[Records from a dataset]
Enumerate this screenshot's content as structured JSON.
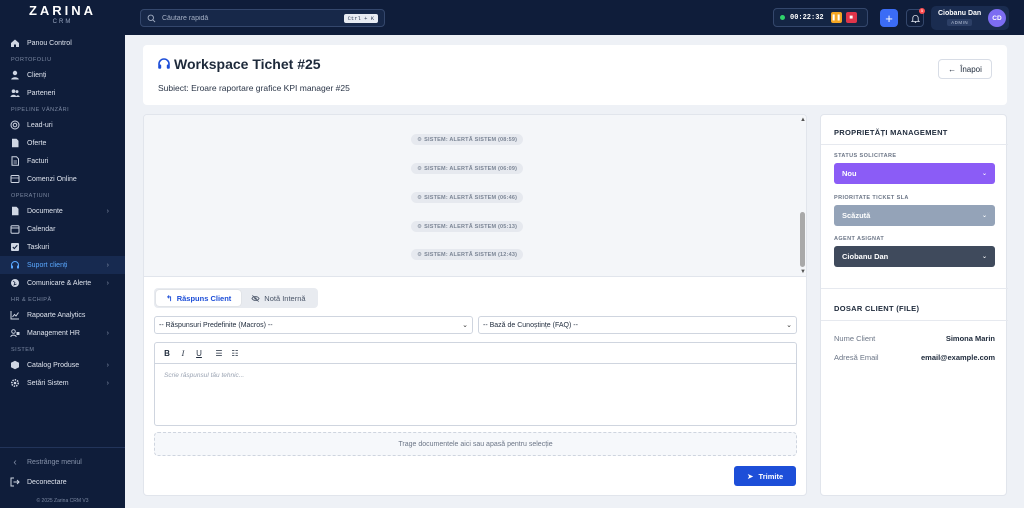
{
  "brand": {
    "name": "ZARINA",
    "sub": "CRM"
  },
  "sidebar": {
    "sections": [
      "PORTOFOLIU",
      "PIPELINE VÂNZĂRI",
      "OPERAȚIUNI",
      "HR & ECHIPĂ",
      "SISTEM"
    ],
    "items": {
      "dashboard": "Panou Control",
      "clients": "Clienți",
      "partners": "Parteneri",
      "leads": "Lead-uri",
      "offers": "Oferte",
      "invoices": "Facturi",
      "orders": "Comenzi Online",
      "documents": "Documente",
      "calendar": "Calendar",
      "tasks": "Taskuri",
      "support": "Suport clienți",
      "comms": "Comunicare & Alerte",
      "analytics": "Rapoarte Analytics",
      "hr": "Management HR",
      "catalog": "Catalog Produse",
      "settings": "Setări Sistem"
    },
    "collapse": "Restrânge meniul",
    "logout": "Deconectare",
    "copyright": "© 2025 Zarina CRM V3"
  },
  "topbar": {
    "search_placeholder": "Căutare rapidă",
    "search_shortcut": "Ctrl + K",
    "timer": "00:22:32",
    "notification_count": "5",
    "user_name": "Ciobanu Dan",
    "user_role": "ADMIN",
    "user_initials": "CD"
  },
  "header": {
    "title": "Workspace Tichet #25",
    "subject": "Subiect: Eroare raportare grafice KPI manager #25",
    "back_label": "Înapoi"
  },
  "messages": [
    "SISTEM: ALERTĂ SISTEM (08:59)",
    "SISTEM: ALERTĂ SISTEM (06:09)",
    "SISTEM: ALERTĂ SISTEM (06:46)",
    "SISTEM: ALERTĂ SISTEM (05:13)",
    "SISTEM: ALERTĂ SISTEM (12:43)"
  ],
  "reply": {
    "tab_client": "Răspuns Client",
    "tab_internal": "Notă Internă",
    "macros": "-- Răspunsuri Predefinite (Macros) --",
    "faq": "-- Bază de Cunoștințe (FAQ) --",
    "editor_placeholder": "Scrie răspunsul tău tehnic...",
    "dropzone": "Trage documentele aici sau apasă pentru selecție",
    "send": "Trimite"
  },
  "management": {
    "title": "PROPRIETĂȚI MANAGEMENT",
    "status_label": "STATUS SOLICITARE",
    "status_value": "Nou",
    "priority_label": "PRIORITATE TICKET SLA",
    "priority_value": "Scăzută",
    "agent_label": "AGENT ASIGNAT",
    "agent_value": "Ciobanu Dan",
    "colors": {
      "status": "#8b5cf6",
      "priority": "#94a3b8",
      "agent": "#3f4a5c"
    }
  },
  "client_file": {
    "title": "DOSAR CLIENT (FILE)",
    "name_label": "Nume Client",
    "name_value": "Simona Marin",
    "email_label": "Adresă Email",
    "email_value": "email@example.com"
  },
  "icons": [
    "home-icon",
    "user-icon",
    "users-icon",
    "target-icon",
    "document-icon",
    "cart-icon",
    "calendar-icon",
    "checkbox-icon",
    "headset-icon",
    "globe-icon",
    "chart-icon",
    "people-icon",
    "box-icon",
    "gear-icon",
    "search-icon",
    "bell-icon",
    "plus-icon",
    "pause-icon",
    "stop-icon",
    "arrow-left-icon",
    "reply-icon",
    "eye-off-icon",
    "send-icon",
    "logout-icon"
  ]
}
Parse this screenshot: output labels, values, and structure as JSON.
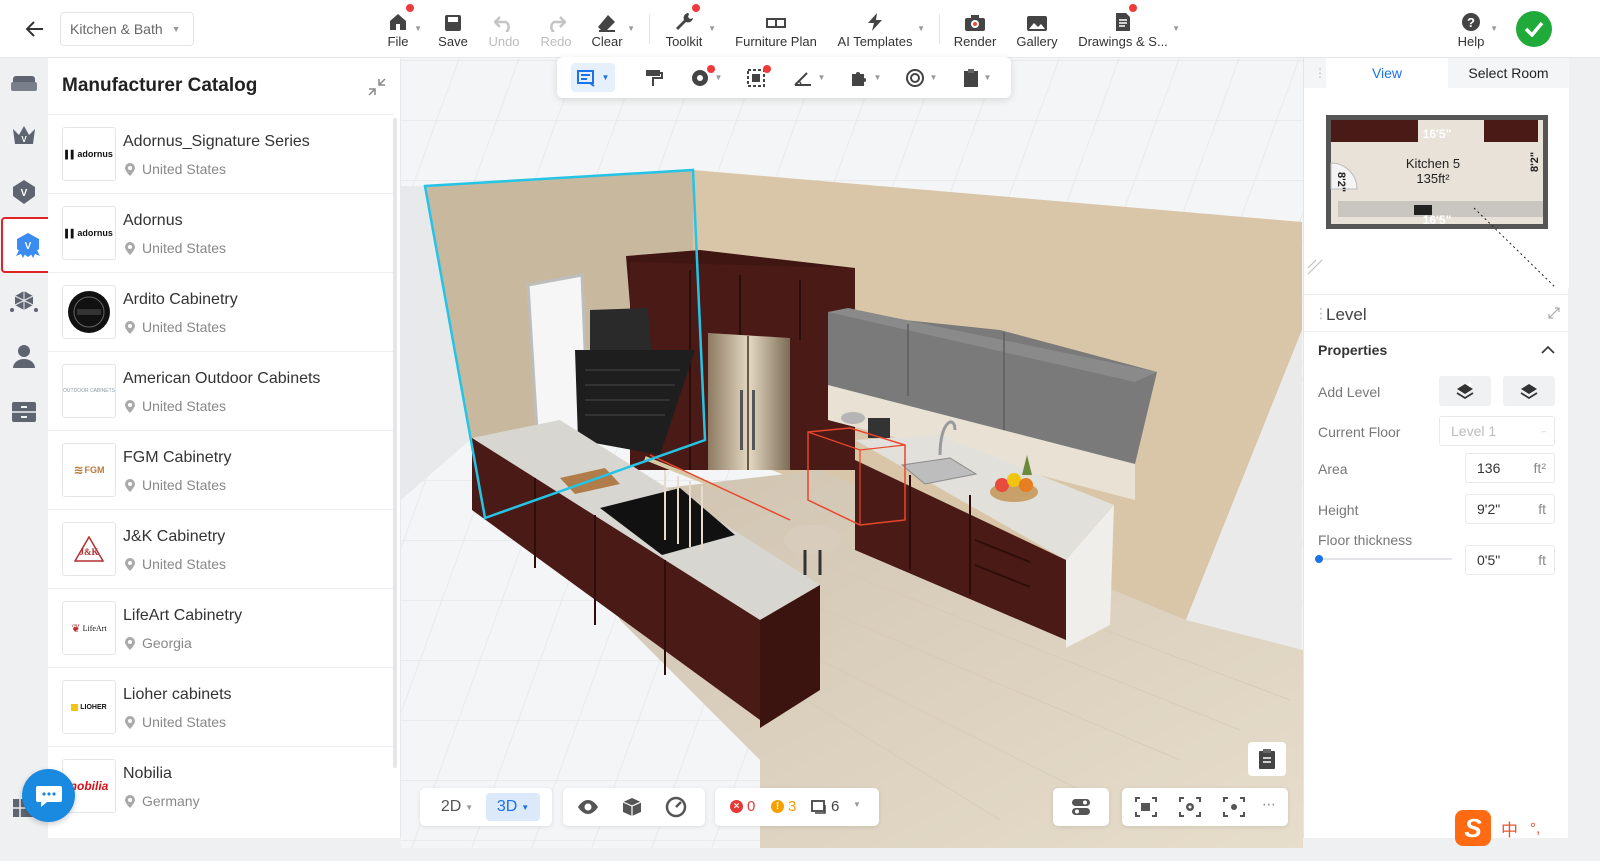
{
  "header": {
    "project_name": "Kitchen & Bath",
    "tools": {
      "file": "File",
      "save": "Save",
      "undo": "Undo",
      "redo": "Redo",
      "clear": "Clear",
      "toolkit": "Toolkit",
      "furniture_plan": "Furniture Plan",
      "ai_templates": "AI Templates",
      "render": "Render",
      "gallery": "Gallery",
      "drawings": "Drawings & S...",
      "help": "Help"
    }
  },
  "catalog": {
    "title": "Manufacturer Catalog",
    "items": [
      {
        "name": "Adornus_Signature Series",
        "location": "United States",
        "logo_text": "adornus"
      },
      {
        "name": "Adornus",
        "location": "United States",
        "logo_text": "adornus"
      },
      {
        "name": "Ardito Cabinetry",
        "location": "United States",
        "logo_text": ""
      },
      {
        "name": "American Outdoor Cabinets",
        "location": "United States",
        "logo_text": "OUTDOOR CABINETS"
      },
      {
        "name": "FGM Cabinetry",
        "location": "United States",
        "logo_text": "FGM"
      },
      {
        "name": "J&K Cabinetry",
        "location": "United States",
        "logo_text": "J&K"
      },
      {
        "name": "LifeArt Cabinetry",
        "location": "Georgia",
        "logo_text": "LifeArt"
      },
      {
        "name": "Lioher cabinets",
        "location": "United States",
        "logo_text": "LIOHER"
      },
      {
        "name": "Nobilia",
        "location": "Germany",
        "logo_text": "nobilia"
      }
    ]
  },
  "viewport": {
    "view_2d": "2D",
    "view_3d": "3D",
    "errors": "0",
    "warnings": "3",
    "items": "6"
  },
  "right_panel": {
    "tab_view": "View",
    "tab_select_room": "Select Room",
    "minimap": {
      "room_name": "Kitchen 5",
      "room_area": "135ft²",
      "dim_top": "16'5\"",
      "dim_bottom": "16'5\"",
      "dim_left": "8'2\"",
      "dim_right": "8'2\""
    },
    "level_title": "Level",
    "properties_title": "Properties",
    "add_level_label": "Add Level",
    "current_floor_label": "Current Floor",
    "current_floor_value": "Level 1",
    "area_label": "Area",
    "area_value": "136",
    "area_unit": "ft²",
    "height_label": "Height",
    "height_value": "9'2\"",
    "height_unit": "ft",
    "floor_thickness_label": "Floor thickness",
    "floor_thickness_value": "0'5\"",
    "floor_thickness_unit": "ft",
    "floor_thickness_slider": 0
  },
  "ime": {
    "logo": "S",
    "mode": "中",
    "punct": "°,"
  },
  "colors": {
    "accent": "#1a73e8",
    "highlight": "#e02424",
    "success": "#1faa3a",
    "notify": "#f03a3a",
    "cabinet": "#4a1a16",
    "wall": "#d9c6a8"
  }
}
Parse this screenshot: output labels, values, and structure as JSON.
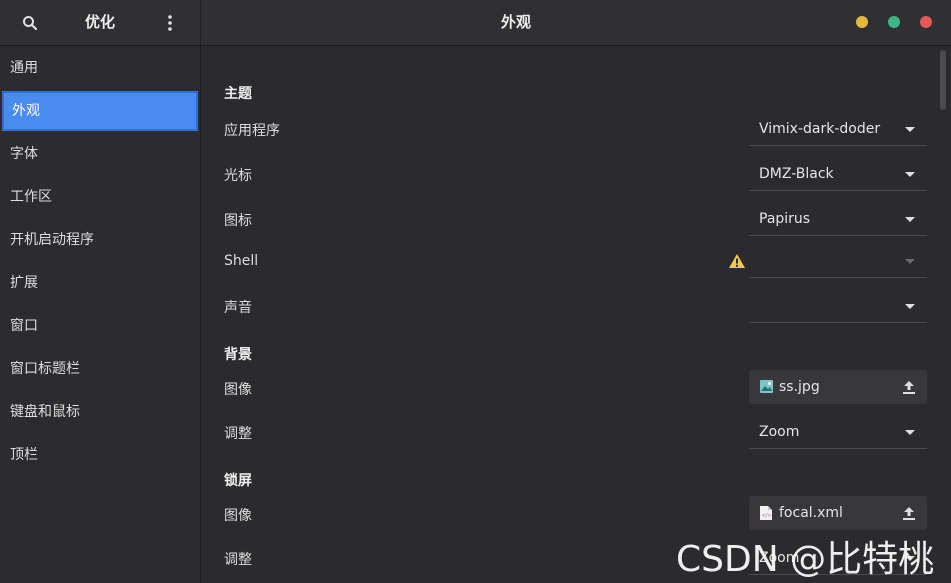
{
  "header": {
    "app_title": "优化",
    "page_title": "外观"
  },
  "sidebar": {
    "items": [
      {
        "label": "通用"
      },
      {
        "label": "外观"
      },
      {
        "label": "字体"
      },
      {
        "label": "工作区"
      },
      {
        "label": "开机启动程序"
      },
      {
        "label": "扩展"
      },
      {
        "label": "窗口"
      },
      {
        "label": "窗口标题栏"
      },
      {
        "label": "键盘和鼠标"
      },
      {
        "label": "顶栏"
      }
    ],
    "active_index": 1
  },
  "themes": {
    "title": "主题",
    "applications_label": "应用程序",
    "applications_value": "Vimix-dark-doder",
    "cursor_label": "光标",
    "cursor_value": "DMZ-Black",
    "icons_label": "图标",
    "icons_value": "Papirus",
    "shell_label": "Shell",
    "shell_value": "",
    "sound_label": "声音",
    "sound_value": ""
  },
  "background": {
    "title": "背景",
    "image_label": "图像",
    "image_file": "ss.jpg",
    "adjust_label": "调整",
    "adjust_value": "Zoom"
  },
  "lockscreen": {
    "title": "锁屏",
    "image_label": "图像",
    "image_file": "focal.xml",
    "adjust_label": "调整",
    "adjust_value": "Zoom"
  },
  "watermark": "CSDN @比特桃",
  "colors": {
    "accent": "#4a8bf0",
    "window_min": "#e3b83b",
    "window_max": "#3fb58a",
    "window_close": "#e55756",
    "warning": "#f2c94c"
  },
  "icons": [
    "search-icon",
    "menu-icon",
    "warning-icon",
    "image-file-icon",
    "xml-file-icon",
    "upload-icon"
  ]
}
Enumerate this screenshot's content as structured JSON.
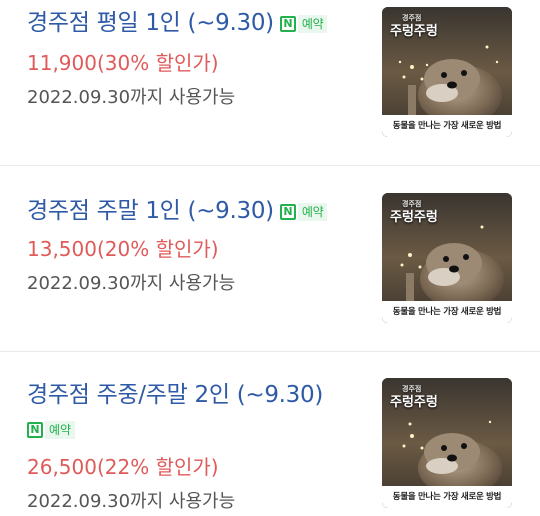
{
  "badge": {
    "icon": "naver-n-icon",
    "label": "예약",
    "color": "#22b14c"
  },
  "colors": {
    "title": "#2e5aa6",
    "price": "#e05a5a",
    "period": "#555555"
  },
  "thumbnail": {
    "logo_small": "경주점",
    "logo_main": "주렁주렁",
    "caption": "동물을 만나는 가장 새로운 방법"
  },
  "items": [
    {
      "title": "경주점 평일 1인 (~9.30)",
      "price": "11,900(30% 할인가)",
      "period": "2022.09.30까지 사용가능"
    },
    {
      "title": "경주점 주말 1인 (~9.30)",
      "price": "13,500(20% 할인가)",
      "period": "2022.09.30까지 사용가능"
    },
    {
      "title": "경주점 주중/주말 2인 (~9.30)",
      "price": "26,500(22% 할인가)",
      "period": "2022.09.30까지 사용가능"
    }
  ]
}
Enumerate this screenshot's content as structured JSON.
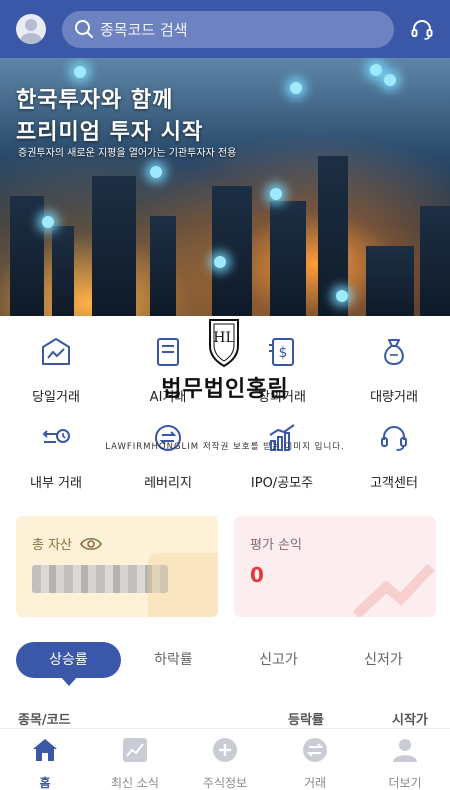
{
  "header": {
    "search_placeholder": "종목코드 검색",
    "icons": [
      "profile-avatar",
      "search-icon",
      "headset-icon"
    ]
  },
  "banner": {
    "title_line1": "한국투자와 함께",
    "title_line2": "프리미엄 투자 시작",
    "subtitle": "증권투자의 새로운 지평을 열어가는 기관투자자 전용"
  },
  "menu": [
    {
      "label": "당일거래",
      "icon": "chart-line-icon"
    },
    {
      "label": "AI거래",
      "icon": "document-icon"
    },
    {
      "label": "장외거래",
      "icon": "dollar-document-icon"
    },
    {
      "label": "대량거래",
      "icon": "money-bag-icon"
    },
    {
      "label": "내부 거래",
      "icon": "transfer-clock-icon"
    },
    {
      "label": "레버리지",
      "icon": "exchange-circle-icon"
    },
    {
      "label": "IPO/공모주",
      "icon": "bar-chart-icon"
    },
    {
      "label": "고객센터",
      "icon": "headset-icon"
    }
  ],
  "watermark": {
    "logo_text": "HL",
    "title": "법무법인홍림",
    "subtitle": "LAWFIRMHONGLIM 저작권 보호를 받는 이미지 입니다."
  },
  "cards": {
    "asset_title": "총 자산",
    "pl_title": "평가 손익",
    "pl_value": "0"
  },
  "tabs": [
    "상승률",
    "하락률",
    "신고가",
    "신저가"
  ],
  "table_header": {
    "col1": "종목/코드",
    "col2": "등락률",
    "col3": "시작가"
  },
  "nav": [
    {
      "label": "홈",
      "icon": "home-icon",
      "active": true
    },
    {
      "label": "최신 소식",
      "icon": "news-chart-icon",
      "active": false
    },
    {
      "label": "주식정보",
      "icon": "plus-circle-icon",
      "active": false
    },
    {
      "label": "거래",
      "icon": "exchange-icon",
      "active": false
    },
    {
      "label": "더보기",
      "icon": "person-icon",
      "active": false
    }
  ],
  "colors": {
    "brand": "#3a57a8",
    "loss_red": "#e23a3a",
    "asset_card": "#fdf1d8",
    "pl_card": "#fceeee"
  }
}
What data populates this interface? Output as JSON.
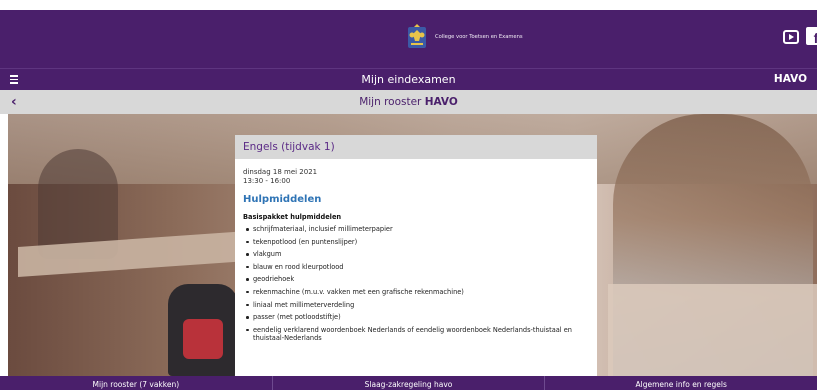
{
  "header": {
    "org_name": "College voor Toetsen en Examens",
    "logo_icon": "coat-of-arms-icon",
    "social": [
      "youtube-icon",
      "facebook-icon"
    ]
  },
  "nav": {
    "menu_icon": "hamburger-menu-icon",
    "title": "Mijn eindexamen",
    "level": "HAVO"
  },
  "subheader": {
    "back_icon": "chevron-left-icon",
    "title_prefix": "Mijn rooster ",
    "title_bold": "HAVO"
  },
  "card": {
    "title": "Engels (tijdvak 1)",
    "date": "dinsdag 18 mei 2021",
    "time": "13:30 - 16:00",
    "section": "Hulpmiddelen",
    "list_title": "Basispakket hulpmiddelen",
    "items": [
      "schrijfmateriaal, inclusief millimeterpapier",
      "tekenpotlood (en puntenslijper)",
      "vlakgum",
      "blauw en rood kleurpotlood",
      "geodriehoek",
      "rekenmachine (m.u.v. vakken met een grafische rekenmachine)",
      "liniaal met millimeterverdeling",
      "passer (met potloodstiftje)",
      "eendelig verklarend woordenboek Nederlands of eendelig woordenboek Nederlands-thuistaal en thuistaal-Nederlands"
    ]
  },
  "bottom_nav": [
    "Mijn rooster (7 vakken)",
    "Slaag-zakregeling havo",
    "Algemene info en regels"
  ],
  "colors": {
    "brand_purple": "#4a1f6b",
    "heading_blue": "#2f74b5",
    "bar_grey": "#d8d8d8"
  }
}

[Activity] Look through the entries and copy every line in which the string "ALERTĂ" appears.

[Response to this task]
    "SISTEM: ALERTĂ SISTEM (08:59)",
    "SISTEM: ALERTĂ SISTEM (06:09)",
    "SISTEM: ALERTĂ SISTEM (06:46)",
    "SISTEM: ALERTĂ SISTEM (05:13)",
    "SISTEM: ALERTĂ SISTEM (12:43)"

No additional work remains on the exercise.